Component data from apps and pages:
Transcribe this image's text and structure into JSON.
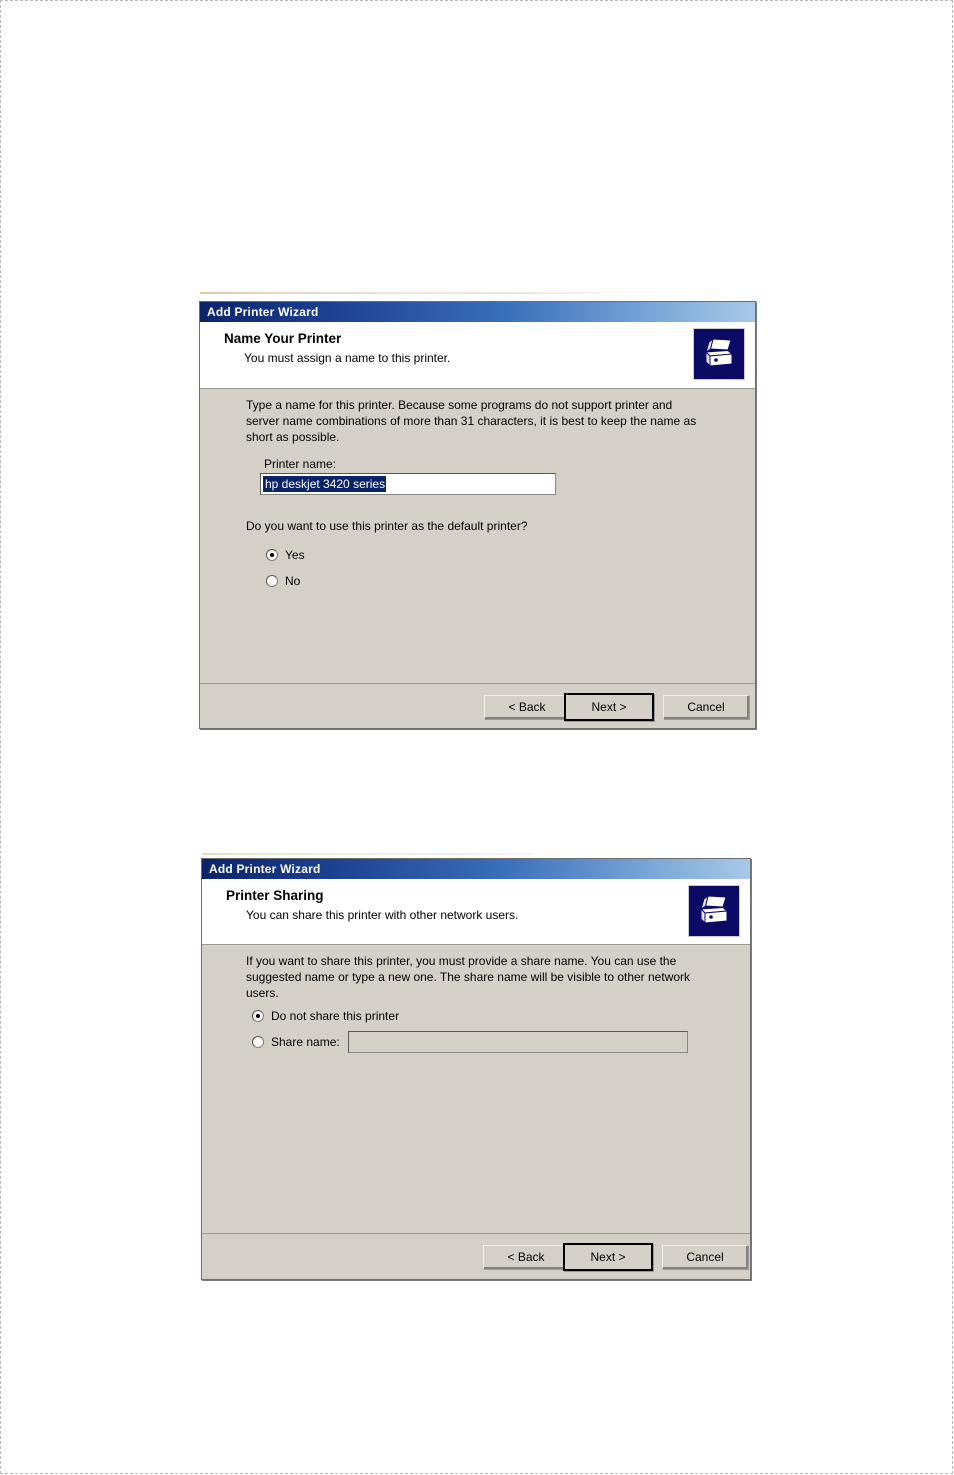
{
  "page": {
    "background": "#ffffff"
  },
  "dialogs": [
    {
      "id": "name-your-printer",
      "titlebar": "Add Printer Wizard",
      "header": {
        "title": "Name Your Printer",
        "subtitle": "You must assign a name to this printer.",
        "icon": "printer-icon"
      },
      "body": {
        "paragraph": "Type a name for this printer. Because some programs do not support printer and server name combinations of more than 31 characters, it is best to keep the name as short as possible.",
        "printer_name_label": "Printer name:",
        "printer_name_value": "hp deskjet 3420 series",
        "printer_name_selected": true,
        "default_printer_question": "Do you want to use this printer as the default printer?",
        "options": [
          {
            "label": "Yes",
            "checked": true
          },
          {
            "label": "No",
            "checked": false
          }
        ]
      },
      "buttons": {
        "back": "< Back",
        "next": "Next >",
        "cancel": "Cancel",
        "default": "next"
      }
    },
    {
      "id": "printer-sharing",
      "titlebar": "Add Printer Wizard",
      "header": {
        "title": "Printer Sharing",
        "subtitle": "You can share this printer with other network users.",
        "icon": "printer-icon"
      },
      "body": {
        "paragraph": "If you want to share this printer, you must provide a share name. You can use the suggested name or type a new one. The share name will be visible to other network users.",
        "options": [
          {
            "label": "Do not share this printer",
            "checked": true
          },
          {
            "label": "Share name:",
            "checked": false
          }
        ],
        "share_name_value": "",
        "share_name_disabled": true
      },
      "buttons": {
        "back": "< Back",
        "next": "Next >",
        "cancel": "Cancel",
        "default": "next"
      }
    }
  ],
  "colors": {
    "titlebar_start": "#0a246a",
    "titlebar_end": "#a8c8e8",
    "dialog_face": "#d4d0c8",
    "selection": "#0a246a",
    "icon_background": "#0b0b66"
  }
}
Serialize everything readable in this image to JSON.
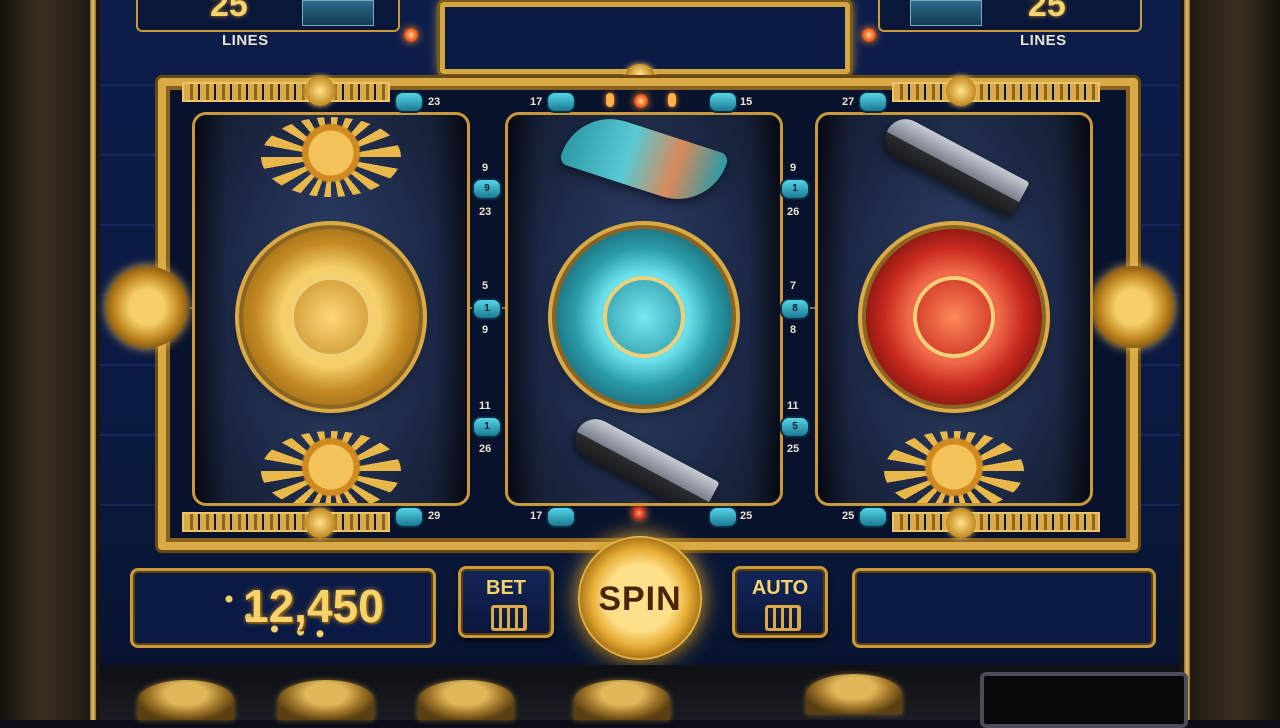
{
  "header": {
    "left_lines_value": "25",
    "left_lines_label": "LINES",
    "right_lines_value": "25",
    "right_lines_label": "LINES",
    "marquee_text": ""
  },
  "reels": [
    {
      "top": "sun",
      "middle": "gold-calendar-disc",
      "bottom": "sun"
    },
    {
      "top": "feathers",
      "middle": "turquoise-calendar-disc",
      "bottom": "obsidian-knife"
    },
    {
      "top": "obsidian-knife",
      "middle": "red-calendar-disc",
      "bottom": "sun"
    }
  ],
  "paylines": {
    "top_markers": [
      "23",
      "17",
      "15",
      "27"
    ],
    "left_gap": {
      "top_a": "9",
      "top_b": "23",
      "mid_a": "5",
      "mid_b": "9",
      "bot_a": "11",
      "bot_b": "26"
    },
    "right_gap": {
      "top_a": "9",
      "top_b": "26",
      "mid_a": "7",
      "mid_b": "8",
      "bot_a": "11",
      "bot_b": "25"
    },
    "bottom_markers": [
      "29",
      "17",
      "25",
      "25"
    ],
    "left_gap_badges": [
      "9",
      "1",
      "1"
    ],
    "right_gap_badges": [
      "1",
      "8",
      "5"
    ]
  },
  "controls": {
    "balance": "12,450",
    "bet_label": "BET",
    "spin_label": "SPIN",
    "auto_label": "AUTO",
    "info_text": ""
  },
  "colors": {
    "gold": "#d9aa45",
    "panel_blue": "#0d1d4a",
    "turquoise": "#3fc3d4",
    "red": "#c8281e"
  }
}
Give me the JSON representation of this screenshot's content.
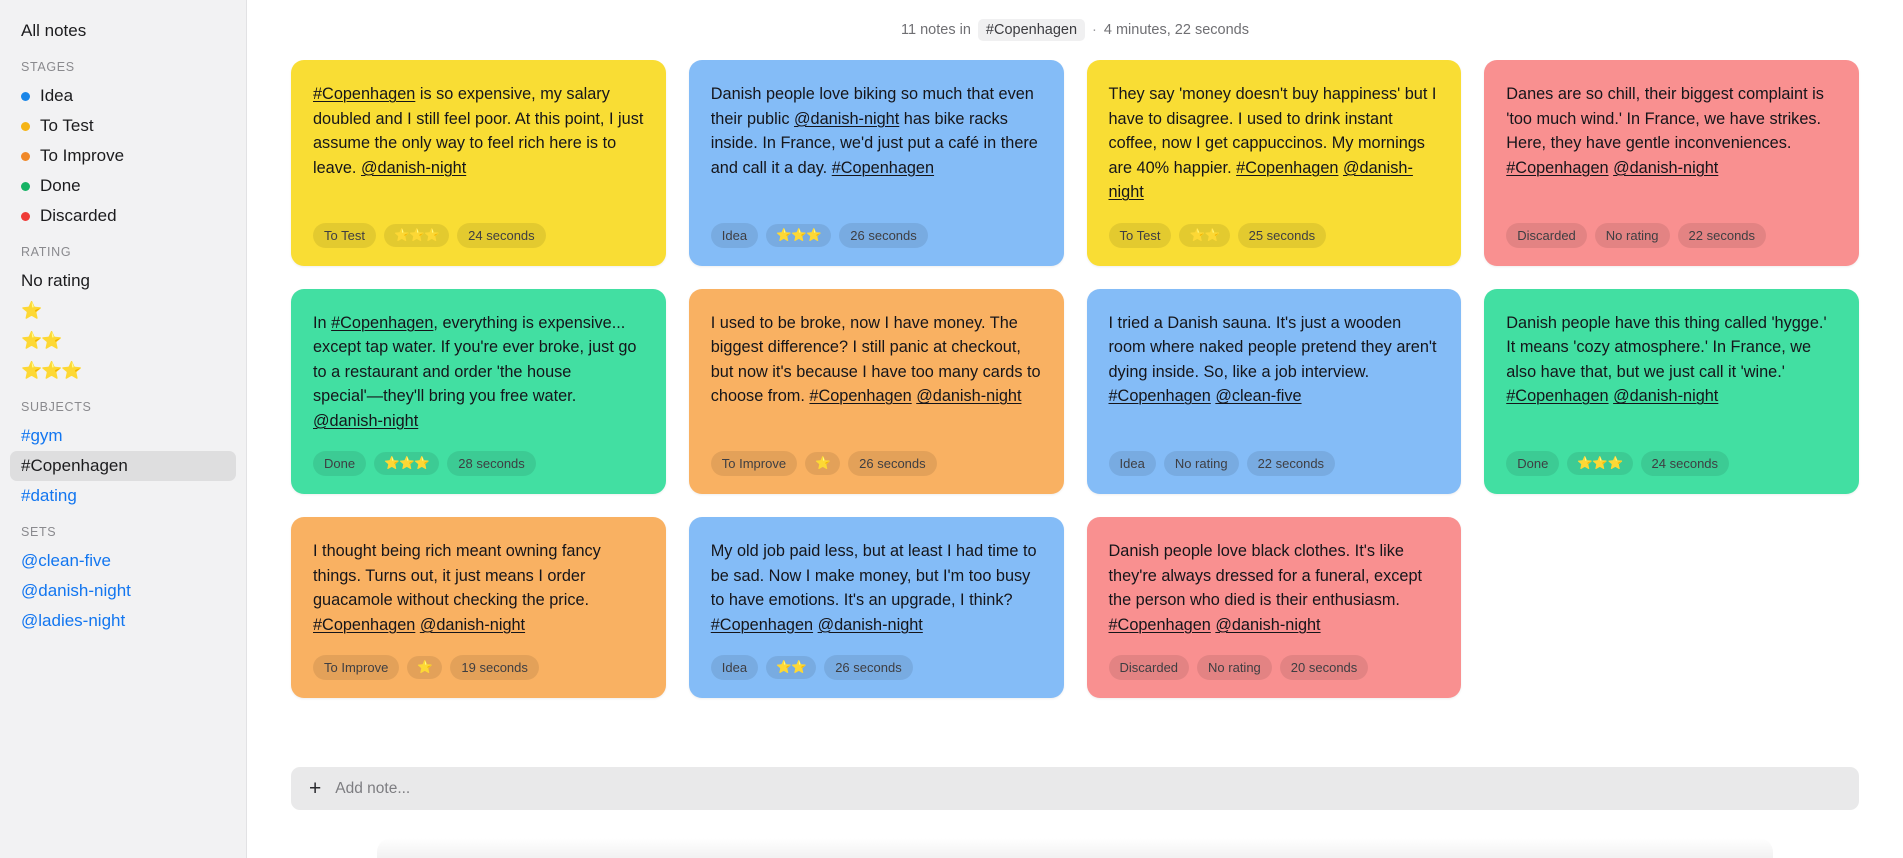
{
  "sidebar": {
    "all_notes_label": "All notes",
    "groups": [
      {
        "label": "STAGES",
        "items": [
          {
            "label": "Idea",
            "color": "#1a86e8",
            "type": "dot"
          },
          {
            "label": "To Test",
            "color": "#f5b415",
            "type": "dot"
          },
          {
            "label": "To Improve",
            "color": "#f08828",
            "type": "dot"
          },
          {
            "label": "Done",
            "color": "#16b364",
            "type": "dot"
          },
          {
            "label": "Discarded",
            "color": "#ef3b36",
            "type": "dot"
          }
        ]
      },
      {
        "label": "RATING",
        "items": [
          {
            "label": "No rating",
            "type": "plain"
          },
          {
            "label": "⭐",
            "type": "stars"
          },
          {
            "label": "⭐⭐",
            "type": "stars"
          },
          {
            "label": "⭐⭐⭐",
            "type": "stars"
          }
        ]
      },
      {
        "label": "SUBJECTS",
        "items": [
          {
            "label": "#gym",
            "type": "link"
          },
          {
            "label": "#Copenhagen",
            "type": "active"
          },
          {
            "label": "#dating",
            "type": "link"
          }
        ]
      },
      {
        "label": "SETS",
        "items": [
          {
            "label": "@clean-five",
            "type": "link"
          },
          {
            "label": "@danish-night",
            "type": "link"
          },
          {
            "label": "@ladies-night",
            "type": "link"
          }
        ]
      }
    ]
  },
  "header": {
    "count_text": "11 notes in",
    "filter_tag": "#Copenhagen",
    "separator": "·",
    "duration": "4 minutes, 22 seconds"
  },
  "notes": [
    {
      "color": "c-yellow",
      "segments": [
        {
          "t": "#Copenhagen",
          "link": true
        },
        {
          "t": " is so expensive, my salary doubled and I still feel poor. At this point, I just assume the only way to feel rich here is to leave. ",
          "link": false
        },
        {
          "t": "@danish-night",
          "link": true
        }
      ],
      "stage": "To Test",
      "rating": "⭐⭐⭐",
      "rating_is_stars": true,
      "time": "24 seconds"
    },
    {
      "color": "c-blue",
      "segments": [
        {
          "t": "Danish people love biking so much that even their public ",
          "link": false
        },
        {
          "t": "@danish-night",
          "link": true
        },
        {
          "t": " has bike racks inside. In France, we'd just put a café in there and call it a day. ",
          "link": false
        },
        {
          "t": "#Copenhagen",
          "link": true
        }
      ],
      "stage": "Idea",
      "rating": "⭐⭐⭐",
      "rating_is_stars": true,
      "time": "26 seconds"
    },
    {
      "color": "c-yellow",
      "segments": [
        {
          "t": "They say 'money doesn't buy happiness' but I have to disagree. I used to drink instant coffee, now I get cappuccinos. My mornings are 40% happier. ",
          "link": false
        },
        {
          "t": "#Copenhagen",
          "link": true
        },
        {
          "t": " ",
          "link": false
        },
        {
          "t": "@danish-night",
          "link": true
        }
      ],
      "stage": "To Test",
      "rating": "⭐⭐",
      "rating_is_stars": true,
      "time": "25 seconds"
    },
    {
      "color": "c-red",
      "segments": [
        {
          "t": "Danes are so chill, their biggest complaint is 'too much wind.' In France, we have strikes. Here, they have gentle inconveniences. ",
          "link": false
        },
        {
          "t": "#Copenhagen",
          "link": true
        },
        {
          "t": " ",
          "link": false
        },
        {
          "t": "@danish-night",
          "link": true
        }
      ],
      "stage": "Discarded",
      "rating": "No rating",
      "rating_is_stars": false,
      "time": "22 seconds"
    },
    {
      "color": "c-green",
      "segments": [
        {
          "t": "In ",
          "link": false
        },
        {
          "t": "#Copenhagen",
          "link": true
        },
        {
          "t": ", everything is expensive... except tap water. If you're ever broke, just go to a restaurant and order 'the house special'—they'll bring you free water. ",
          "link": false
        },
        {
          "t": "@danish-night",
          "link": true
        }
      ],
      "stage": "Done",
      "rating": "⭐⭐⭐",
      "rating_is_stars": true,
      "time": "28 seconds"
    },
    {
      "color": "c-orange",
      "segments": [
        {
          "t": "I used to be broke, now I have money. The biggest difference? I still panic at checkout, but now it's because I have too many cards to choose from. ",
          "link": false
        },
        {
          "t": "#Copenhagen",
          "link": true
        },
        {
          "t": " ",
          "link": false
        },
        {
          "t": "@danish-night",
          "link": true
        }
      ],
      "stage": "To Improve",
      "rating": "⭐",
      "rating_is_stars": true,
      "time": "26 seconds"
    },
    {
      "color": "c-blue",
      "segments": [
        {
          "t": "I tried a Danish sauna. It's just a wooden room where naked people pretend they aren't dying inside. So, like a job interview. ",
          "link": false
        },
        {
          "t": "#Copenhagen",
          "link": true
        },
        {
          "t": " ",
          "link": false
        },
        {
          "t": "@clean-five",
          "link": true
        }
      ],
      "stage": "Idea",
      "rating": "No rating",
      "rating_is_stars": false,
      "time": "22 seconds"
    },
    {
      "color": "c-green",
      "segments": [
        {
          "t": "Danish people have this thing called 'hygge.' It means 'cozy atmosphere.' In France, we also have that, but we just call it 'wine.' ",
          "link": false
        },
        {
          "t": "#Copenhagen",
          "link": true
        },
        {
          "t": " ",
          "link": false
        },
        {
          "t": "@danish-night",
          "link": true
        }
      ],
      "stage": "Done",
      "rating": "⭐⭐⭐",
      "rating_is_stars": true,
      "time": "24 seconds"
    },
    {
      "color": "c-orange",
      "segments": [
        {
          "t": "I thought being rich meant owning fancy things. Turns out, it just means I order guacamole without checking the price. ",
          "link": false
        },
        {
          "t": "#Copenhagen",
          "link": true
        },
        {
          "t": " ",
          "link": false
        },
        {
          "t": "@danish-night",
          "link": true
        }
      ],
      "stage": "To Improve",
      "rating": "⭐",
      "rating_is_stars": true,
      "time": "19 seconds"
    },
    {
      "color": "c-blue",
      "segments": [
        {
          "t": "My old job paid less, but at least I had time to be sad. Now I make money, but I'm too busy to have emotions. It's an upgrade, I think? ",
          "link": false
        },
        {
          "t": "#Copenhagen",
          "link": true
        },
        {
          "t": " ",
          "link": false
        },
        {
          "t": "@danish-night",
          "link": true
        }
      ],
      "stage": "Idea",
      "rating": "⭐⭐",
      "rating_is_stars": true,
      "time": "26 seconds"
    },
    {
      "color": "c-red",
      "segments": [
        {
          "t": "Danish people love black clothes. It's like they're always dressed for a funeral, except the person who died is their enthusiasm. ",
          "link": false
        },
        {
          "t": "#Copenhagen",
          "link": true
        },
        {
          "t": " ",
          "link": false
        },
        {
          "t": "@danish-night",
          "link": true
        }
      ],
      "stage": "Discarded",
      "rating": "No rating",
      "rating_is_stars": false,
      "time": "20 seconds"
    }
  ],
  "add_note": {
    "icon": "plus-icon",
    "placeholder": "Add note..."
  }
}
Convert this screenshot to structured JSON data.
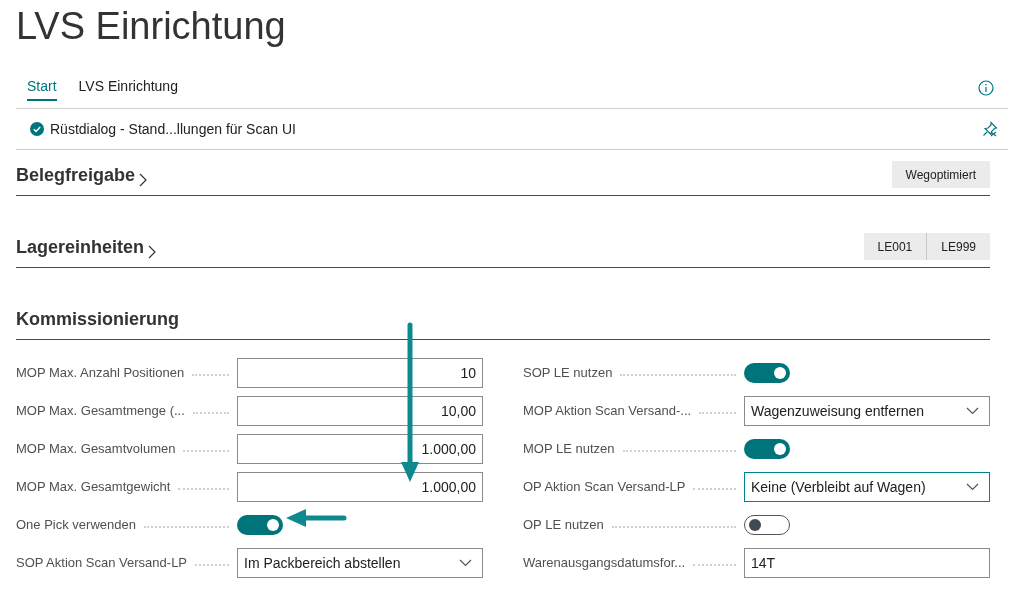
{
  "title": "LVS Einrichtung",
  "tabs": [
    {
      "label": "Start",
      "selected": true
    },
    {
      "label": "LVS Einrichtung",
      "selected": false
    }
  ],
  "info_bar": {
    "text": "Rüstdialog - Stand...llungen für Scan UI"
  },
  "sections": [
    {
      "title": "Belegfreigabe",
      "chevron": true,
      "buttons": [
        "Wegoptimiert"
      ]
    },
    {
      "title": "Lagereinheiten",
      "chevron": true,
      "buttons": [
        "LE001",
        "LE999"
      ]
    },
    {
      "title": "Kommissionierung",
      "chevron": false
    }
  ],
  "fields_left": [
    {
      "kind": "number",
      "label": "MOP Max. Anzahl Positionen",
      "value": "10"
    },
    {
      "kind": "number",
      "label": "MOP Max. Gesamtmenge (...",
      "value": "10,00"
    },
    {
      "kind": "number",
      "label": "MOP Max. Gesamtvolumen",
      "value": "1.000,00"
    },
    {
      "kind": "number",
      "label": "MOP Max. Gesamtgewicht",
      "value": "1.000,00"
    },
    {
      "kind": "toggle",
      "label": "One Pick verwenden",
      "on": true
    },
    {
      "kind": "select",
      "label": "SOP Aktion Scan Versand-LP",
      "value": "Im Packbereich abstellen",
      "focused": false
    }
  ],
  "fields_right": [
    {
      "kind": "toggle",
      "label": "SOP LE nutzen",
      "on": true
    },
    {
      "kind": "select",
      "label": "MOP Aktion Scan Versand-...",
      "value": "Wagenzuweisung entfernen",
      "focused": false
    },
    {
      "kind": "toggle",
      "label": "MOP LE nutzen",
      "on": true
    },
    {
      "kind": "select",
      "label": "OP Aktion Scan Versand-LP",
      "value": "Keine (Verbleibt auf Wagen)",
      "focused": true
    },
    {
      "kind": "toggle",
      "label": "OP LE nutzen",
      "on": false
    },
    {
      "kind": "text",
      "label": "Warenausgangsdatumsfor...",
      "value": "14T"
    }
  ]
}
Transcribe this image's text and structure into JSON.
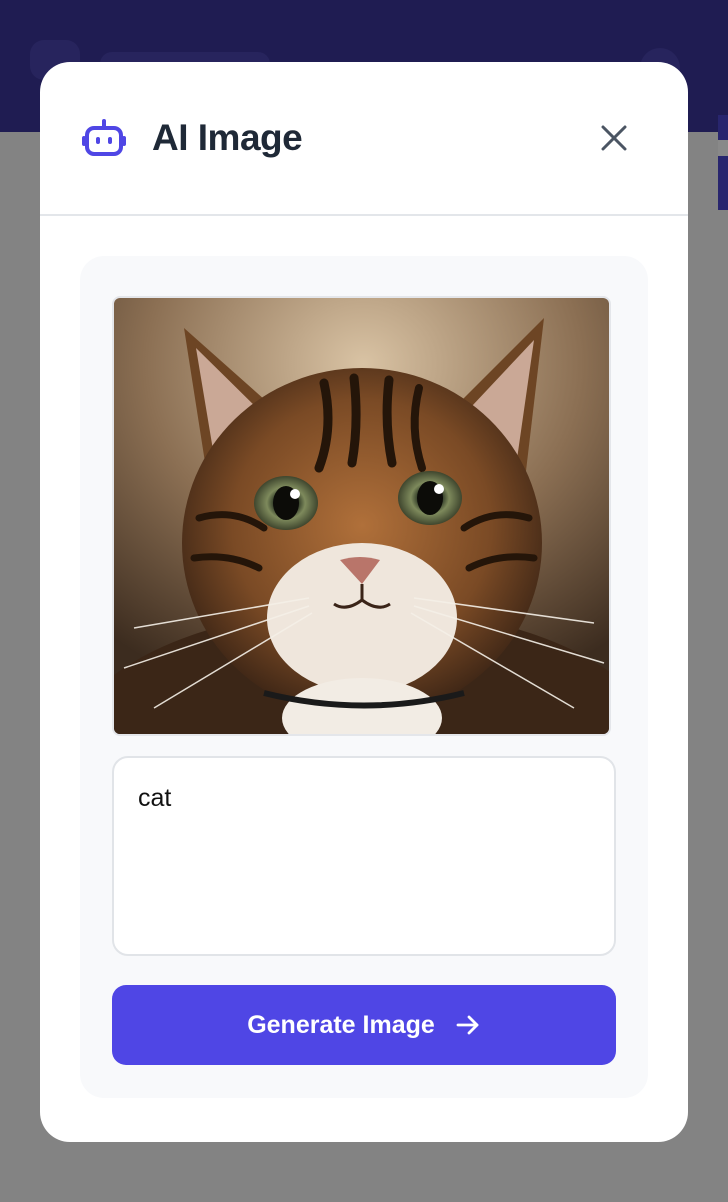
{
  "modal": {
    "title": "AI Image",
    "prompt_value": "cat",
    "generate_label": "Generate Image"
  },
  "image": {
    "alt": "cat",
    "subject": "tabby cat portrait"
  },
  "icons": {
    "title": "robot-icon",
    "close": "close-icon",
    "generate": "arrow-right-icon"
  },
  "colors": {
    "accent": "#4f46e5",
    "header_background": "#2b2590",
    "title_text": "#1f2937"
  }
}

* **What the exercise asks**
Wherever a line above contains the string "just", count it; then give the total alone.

* **Solution to this problem**
6